Could Qu lab take every sample that comes in the door and reoptimize their sample prep and instrument parameters and maybe get a little better data? Probably. Could they introduce more sample handling like sample specific fractionation protocols and get deeper coverage? Definitely. But the number one thing they focus on is run-to-run reproducibility and feel free to pull some RAW files and line up the peaks. They are shockingly consistent from one study to the next. These aren't the results you get if you tinker from one experiment to the next. They aren't the results you get if your department's big deal MD sends half of a sample he/she is totally fixated on to one proteomics lab and the other half to another.
(Typical MD response to low reproducibility...)
Case in point is yet another great and powerful application of the IonStar methodology in press at MCP. This. study. is. awesome.
One of the oncologists's biggest core problems is -- what nasty, probably toxic chemotherapy drug do you subject this poor patient to that will have the best chance of killing the tumor and the least chance of killing the patient?

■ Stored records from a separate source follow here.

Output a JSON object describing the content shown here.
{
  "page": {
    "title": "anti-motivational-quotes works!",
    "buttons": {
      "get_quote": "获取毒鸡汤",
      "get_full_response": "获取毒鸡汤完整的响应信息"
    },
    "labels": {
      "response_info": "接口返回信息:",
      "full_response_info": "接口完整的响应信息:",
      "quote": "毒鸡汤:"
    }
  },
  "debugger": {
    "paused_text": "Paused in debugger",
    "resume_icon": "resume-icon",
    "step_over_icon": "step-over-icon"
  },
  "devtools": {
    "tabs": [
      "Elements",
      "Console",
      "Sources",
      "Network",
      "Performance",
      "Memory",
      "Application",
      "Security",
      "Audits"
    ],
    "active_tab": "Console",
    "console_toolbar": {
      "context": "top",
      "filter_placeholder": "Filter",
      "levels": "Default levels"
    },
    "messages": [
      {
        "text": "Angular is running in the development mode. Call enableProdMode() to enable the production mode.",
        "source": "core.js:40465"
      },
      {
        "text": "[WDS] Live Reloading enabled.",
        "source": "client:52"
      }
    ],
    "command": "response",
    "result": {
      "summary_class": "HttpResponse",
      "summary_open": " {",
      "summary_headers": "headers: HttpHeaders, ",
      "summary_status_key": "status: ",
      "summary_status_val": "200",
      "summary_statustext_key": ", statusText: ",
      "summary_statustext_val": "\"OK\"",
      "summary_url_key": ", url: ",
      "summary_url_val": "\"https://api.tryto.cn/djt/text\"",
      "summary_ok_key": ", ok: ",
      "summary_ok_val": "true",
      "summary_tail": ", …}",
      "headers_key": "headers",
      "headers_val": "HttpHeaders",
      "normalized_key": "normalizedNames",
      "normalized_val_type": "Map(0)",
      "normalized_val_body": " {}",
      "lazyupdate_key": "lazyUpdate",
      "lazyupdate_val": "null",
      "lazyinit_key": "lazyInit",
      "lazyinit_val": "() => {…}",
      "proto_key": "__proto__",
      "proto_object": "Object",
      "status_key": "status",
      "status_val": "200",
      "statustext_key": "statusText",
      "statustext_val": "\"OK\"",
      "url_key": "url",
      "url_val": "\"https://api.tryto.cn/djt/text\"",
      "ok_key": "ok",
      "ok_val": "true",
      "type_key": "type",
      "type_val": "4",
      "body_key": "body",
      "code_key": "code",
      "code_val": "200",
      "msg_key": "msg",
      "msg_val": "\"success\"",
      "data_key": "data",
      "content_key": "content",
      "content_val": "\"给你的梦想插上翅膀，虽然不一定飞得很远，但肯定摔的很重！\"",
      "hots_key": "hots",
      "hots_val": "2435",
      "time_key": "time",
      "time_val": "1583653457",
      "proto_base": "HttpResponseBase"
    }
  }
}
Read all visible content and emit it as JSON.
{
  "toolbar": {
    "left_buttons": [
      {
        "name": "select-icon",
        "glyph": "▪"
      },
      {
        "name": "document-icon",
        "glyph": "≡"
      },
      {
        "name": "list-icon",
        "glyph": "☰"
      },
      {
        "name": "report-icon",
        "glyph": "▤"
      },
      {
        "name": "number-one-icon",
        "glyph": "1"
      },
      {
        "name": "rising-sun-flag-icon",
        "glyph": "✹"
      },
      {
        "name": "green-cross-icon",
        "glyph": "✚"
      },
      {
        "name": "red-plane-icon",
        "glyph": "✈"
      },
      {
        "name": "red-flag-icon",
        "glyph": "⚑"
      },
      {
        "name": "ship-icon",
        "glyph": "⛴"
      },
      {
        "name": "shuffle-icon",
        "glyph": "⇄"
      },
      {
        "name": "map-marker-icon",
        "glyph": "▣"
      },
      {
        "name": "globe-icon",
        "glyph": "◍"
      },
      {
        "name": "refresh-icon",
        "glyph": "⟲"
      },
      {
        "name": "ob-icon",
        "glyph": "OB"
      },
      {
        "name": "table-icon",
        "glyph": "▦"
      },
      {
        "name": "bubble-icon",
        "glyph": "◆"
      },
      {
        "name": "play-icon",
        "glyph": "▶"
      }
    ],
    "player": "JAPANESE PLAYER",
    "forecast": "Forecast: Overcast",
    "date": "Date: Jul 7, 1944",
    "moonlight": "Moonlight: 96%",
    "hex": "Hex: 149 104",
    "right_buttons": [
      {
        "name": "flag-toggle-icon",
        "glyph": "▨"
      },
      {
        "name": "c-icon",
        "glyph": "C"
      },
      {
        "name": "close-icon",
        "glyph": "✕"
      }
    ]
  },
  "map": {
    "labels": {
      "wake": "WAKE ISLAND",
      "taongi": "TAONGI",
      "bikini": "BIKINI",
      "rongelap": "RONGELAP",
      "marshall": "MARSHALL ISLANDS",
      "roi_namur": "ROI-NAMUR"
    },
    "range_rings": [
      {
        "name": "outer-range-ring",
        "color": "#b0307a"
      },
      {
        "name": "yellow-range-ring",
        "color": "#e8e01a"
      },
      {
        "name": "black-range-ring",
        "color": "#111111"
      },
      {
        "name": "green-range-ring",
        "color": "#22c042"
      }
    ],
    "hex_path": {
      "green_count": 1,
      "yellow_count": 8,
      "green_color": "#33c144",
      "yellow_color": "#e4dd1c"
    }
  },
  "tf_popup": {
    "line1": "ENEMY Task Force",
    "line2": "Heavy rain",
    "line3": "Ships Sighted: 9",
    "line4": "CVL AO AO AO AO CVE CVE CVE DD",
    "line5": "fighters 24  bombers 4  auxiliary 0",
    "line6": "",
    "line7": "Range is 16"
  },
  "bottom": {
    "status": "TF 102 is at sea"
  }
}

Complicate that with the fact that combination therapies are probably the way they have to go -- and they are often making these decisions with less information than they'd really like to. Any extra info might help them make a better choice. These aren't trivial choices. A person's life might hinge on picking the right 2 drugs and how much of them...based on a couple ELISAs and amplification of..what?...maybe 50 genetic targets...?
In this study the authors take pancreatic cancer cells and characterize their response to single and combination therapies. This allows them to characterize the downstream effects and helps elucidate why the combination ends up being effective in these specific cell lines.
Okay -- and here is the best part and I'll get off my soap box. They looked at 40 samples here. If someone brings them in 20 more samples from, for example, patients who have been treated with these drugs they'll be able to run those new samples and line them back up. The same sample prep, the same trap and column manufacturer and the same gradient, LC and MS parameters will allow them to continue to add data to this cohort and extract useful quantitative measurements across all of the samples from beginning to end. I'd argue that this is every bit -- if not more -- valuable in many contexts than picking up 10% more peptide IDs in the second cohort and losing some of your original measurements in the process.
Don't get me wrong. It's AWESOME that we're tinkering with proteomics and coming up with new methods and techniques and pushing our field forward. This works for the theoretical proteomics and you could argue our labs that are innovating like this are our field's major driving force. Unfortunately, it is also the number 1 thing slowing down the realization of clinical proteomics and this study is another example of how focusing on reproducible measurements over innovation is what we'll have to do to bridge the gap.
(Minus the hair...)